• [WORK REQUIRED]:
Would you please copy each line of the data in which the string "ffffff" occurs?

WORKING DATA below:

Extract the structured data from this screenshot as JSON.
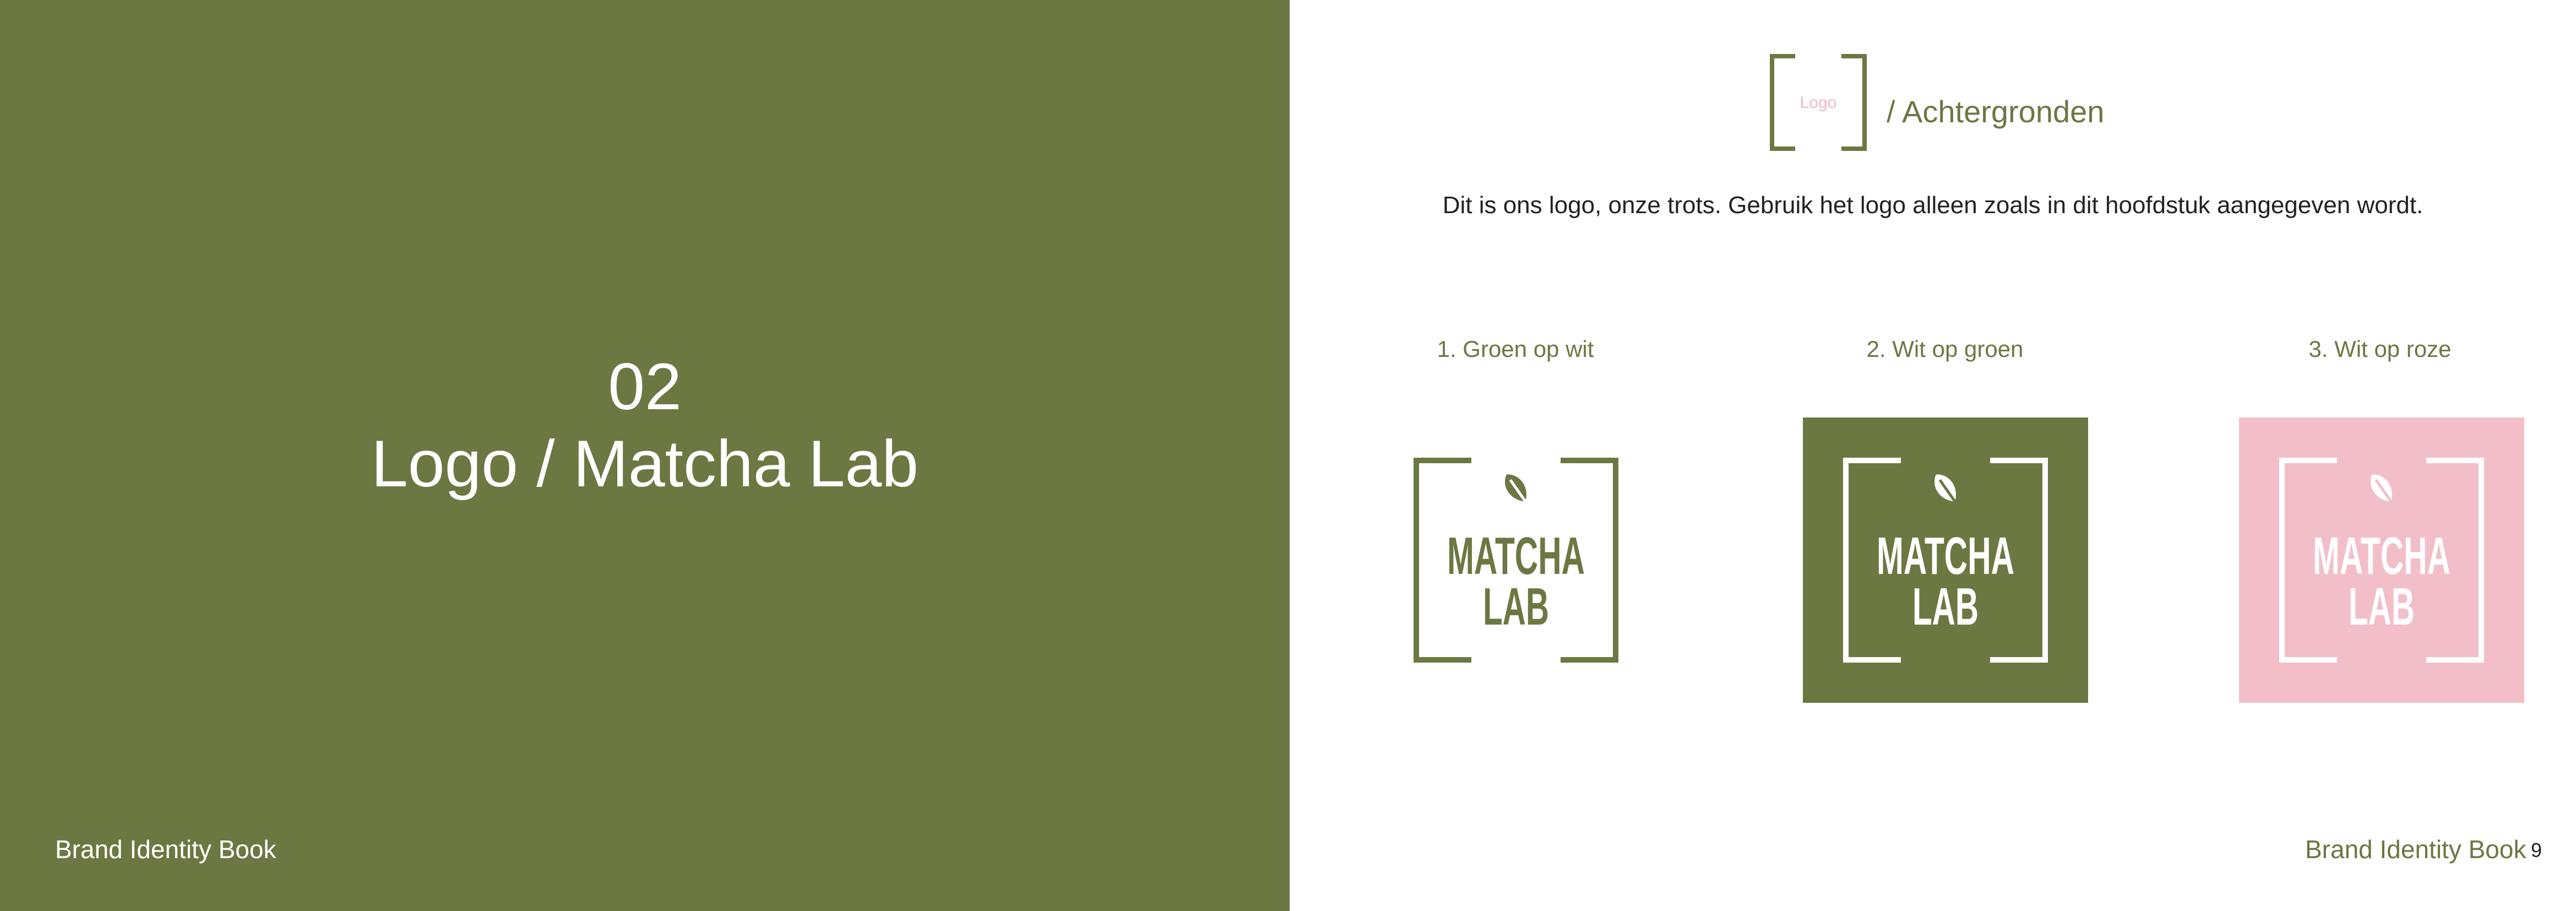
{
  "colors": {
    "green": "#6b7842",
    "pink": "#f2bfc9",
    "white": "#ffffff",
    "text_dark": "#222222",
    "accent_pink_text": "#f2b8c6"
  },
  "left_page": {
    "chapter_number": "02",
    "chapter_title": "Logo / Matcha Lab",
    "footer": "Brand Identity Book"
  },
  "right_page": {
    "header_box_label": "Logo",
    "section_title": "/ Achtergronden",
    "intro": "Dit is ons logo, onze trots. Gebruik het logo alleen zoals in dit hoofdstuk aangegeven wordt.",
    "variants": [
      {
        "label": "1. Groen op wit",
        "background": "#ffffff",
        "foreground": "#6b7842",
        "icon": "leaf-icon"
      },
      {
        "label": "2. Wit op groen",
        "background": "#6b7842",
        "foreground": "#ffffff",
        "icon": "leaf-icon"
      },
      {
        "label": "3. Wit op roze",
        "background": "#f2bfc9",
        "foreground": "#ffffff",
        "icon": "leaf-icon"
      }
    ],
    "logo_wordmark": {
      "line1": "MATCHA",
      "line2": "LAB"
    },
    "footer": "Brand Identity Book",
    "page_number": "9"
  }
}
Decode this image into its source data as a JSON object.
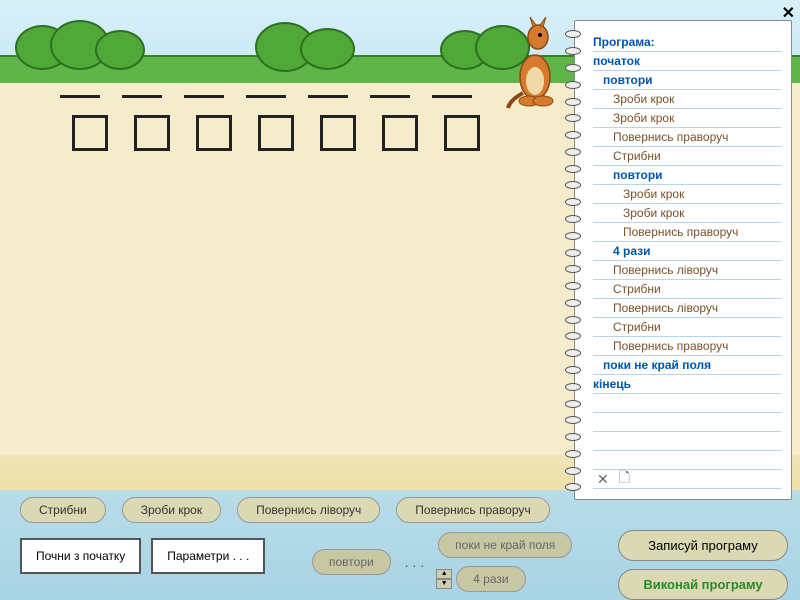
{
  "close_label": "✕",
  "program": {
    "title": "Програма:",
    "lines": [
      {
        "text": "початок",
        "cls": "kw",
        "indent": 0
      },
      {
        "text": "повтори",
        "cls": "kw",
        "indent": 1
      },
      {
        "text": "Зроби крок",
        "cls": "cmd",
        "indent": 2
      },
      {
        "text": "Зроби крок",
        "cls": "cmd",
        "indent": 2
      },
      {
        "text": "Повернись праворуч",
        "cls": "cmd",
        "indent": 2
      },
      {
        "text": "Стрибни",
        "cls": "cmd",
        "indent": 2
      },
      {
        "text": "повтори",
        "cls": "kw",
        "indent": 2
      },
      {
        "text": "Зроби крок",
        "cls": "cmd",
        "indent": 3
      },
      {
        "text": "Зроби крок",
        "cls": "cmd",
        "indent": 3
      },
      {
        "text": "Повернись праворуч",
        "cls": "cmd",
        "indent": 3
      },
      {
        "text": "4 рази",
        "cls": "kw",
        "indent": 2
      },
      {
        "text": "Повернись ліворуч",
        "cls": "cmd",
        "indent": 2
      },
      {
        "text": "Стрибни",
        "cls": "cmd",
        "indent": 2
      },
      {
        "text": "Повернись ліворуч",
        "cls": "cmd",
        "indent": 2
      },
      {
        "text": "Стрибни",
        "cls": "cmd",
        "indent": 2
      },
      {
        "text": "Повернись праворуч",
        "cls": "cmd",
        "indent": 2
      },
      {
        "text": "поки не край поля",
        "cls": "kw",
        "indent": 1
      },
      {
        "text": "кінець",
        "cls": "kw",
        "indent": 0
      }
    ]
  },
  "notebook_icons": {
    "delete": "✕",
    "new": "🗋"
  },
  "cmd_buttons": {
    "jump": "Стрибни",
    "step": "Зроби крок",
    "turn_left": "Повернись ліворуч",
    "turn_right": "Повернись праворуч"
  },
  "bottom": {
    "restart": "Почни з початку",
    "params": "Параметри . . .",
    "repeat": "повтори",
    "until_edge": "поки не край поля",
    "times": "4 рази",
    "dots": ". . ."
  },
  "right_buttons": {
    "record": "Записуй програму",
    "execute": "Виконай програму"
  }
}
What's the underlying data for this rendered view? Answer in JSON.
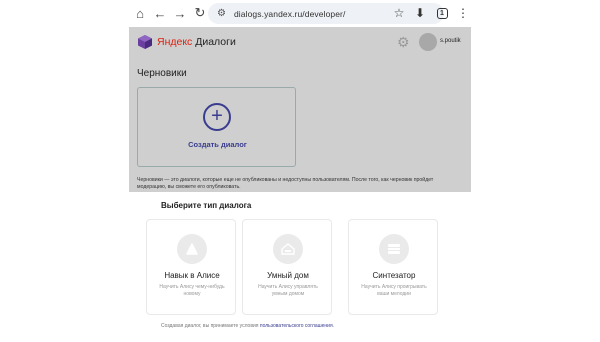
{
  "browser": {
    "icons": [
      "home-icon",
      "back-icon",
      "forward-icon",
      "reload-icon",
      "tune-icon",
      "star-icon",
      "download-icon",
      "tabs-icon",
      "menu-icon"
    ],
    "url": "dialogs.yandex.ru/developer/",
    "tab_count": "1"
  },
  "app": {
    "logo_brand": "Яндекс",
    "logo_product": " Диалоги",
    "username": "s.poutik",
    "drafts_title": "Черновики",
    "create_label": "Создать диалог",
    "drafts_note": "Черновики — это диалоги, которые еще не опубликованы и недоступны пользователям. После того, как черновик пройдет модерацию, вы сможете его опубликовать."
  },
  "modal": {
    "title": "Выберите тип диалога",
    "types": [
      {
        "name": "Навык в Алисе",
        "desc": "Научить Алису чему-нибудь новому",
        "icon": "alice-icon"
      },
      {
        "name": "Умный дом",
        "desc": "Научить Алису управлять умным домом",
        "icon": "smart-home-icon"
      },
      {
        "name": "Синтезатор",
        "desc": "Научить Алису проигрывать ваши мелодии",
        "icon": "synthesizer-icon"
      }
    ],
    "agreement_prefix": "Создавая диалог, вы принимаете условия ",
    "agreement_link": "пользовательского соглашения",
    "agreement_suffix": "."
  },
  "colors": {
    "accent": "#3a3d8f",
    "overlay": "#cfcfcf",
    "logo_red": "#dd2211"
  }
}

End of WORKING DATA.

• [RESPONSE]:
    "white": "#ffffff",
        "background": "#ffffff",
        "foreground": "#ffffff",
        "foreground": "#ffffff",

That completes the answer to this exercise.